This spyware is capable of performing total surveillance operations on the affected device. After infecting the device, it gains administration privileges and then obviously it can do more than the owner. Then it installs the necessary modules to extract all types of information read the user’s messages and mail, listen to calls, capture screenshots, log pressed keys, exfiltrate browser history, contacts, SMS messages, geolocation, address books, call history, calendars, and internet browsing histories and even encrypted callas and massages. It steals encrypted massages before encrypting and after decrypting.

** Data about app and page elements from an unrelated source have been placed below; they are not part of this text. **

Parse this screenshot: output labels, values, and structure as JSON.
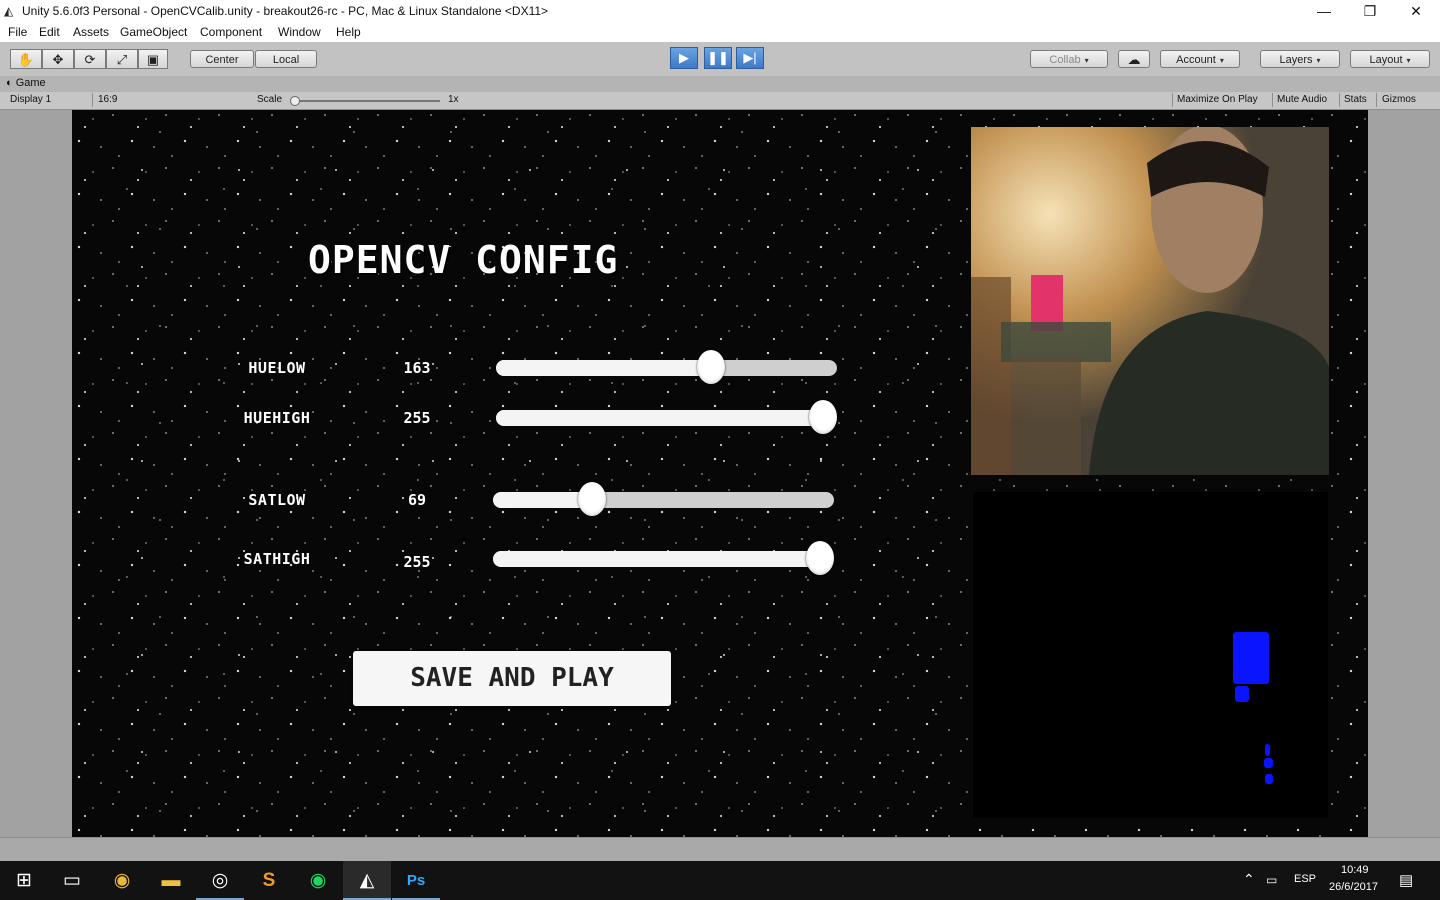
{
  "window": {
    "title": "Unity 5.6.0f3 Personal - OpenCVCalib.unity - breakout26-rc - PC, Mac & Linux Standalone <DX11>",
    "minimize": "—",
    "restore": "❐",
    "close": "✕"
  },
  "menu": [
    "File",
    "Edit",
    "Assets",
    "GameObject",
    "Component",
    "Window",
    "Help"
  ],
  "toolbar": {
    "tools": [
      "hand-icon",
      "move-icon",
      "rotate-icon",
      "scale-icon",
      "rect-icon"
    ],
    "tool_glyphs": [
      "✋",
      "✥",
      "⟳",
      "⤢",
      "▣"
    ],
    "pivot_label": "Center",
    "space_label": "Local",
    "play_glyph": "▶",
    "pause_glyph": "❚❚",
    "step_glyph": "▶|",
    "collab_label": "Collab",
    "cloud_glyph": "☁",
    "account_label": "Account",
    "layers_label": "Layers",
    "layout_label": "Layout",
    "dropdown_glyph": "▾"
  },
  "game_tab": {
    "label": "Game",
    "display": "Display 1",
    "aspect": "16:9",
    "scale_label": "Scale",
    "scale_value": "1x",
    "maximize_on_play": "Maximize On Play",
    "mute_audio": "Mute Audio",
    "stats": "Stats",
    "gizmos": "Gizmos"
  },
  "game": {
    "title": "OPENCV CONFIG",
    "sliders": [
      {
        "label": "HUELOW",
        "value": "163",
        "fraction": 0.63
      },
      {
        "label": "HUEHIGH",
        "value": "255",
        "fraction": 0.96
      },
      {
        "label": "SATLOW",
        "value": "69",
        "fraction": 0.29
      },
      {
        "label": "SATHIGH",
        "value": "255",
        "fraction": 0.96
      }
    ],
    "save_button": "SAVE AND PLAY"
  },
  "taskbar": {
    "apps": [
      "windows-start-icon",
      "task-view-icon",
      "chrome-icon",
      "file-explorer-icon",
      "obs-icon",
      "sublime-text-icon",
      "spotify-icon",
      "unity-icon",
      "photoshop-icon"
    ],
    "app_glyphs": [
      "⊞",
      "▭",
      "◉",
      "▬",
      "◎",
      "S",
      "◉",
      "◭",
      "Ps"
    ],
    "language": "ESP",
    "time": "10:49",
    "date": "26/6/2017",
    "tray_chevron": "⌃",
    "notifications_glyph": "▤"
  }
}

Early versions of the spyware used spear-phishing to trick targets to click on the malicious link and the later versions focused on exploiting zero-day vulnerabilities and NSO took their attack vectors to the next level. Now it can install itself without any user interaction, which is called “zero-click” attacks. Firstly, it only identified targeting Apple IOS devices, while the sister version for Android was identified. Instead of relying on zero-days, the Android version uses a popular rooting method ‘frameroot’ and one unique difference is that, unlike the IOS version, if it fails to install or fails to obtain administrator level access, it will still try to ask the user to grant some permission to extract at least some possible data.
More recently, NSO is exploiting vulnerabilities in Apple iMessage and the Pegasus project (an international investigative journalism initiative that reveals governments’ espionage on journalists, opposition politicians, activists, businesspeople, and others using the private Pegasus spyware) to discover traces of successful attacks on victims’ iPhones that are running UpToDate Apple IOS by Pegasus customers as recent as July 2021.
This spyware is designed to operate in a very stealthy manner. It tries to hide itself very diligently to make sure not to alter performance or make any noticeable changes that would make the user suspicious. More importantly, it self-destructs after 60 days if it is unable to communicate with its command and communication server during that time.
What can we do? Actually, if we targeted, we can’t do much about this. It’s like trying to self-defend against 100 well trained ninja assassins. But Google and Apple are helping from their end to fight against this malware, but updating devices as soon as updates are available, installing a good security solution, and not falling for phishing may give us an edge.
Written by Tharusha Preethilal— 2nd Year 2nd Semester -Cyber Security Student-SLIIT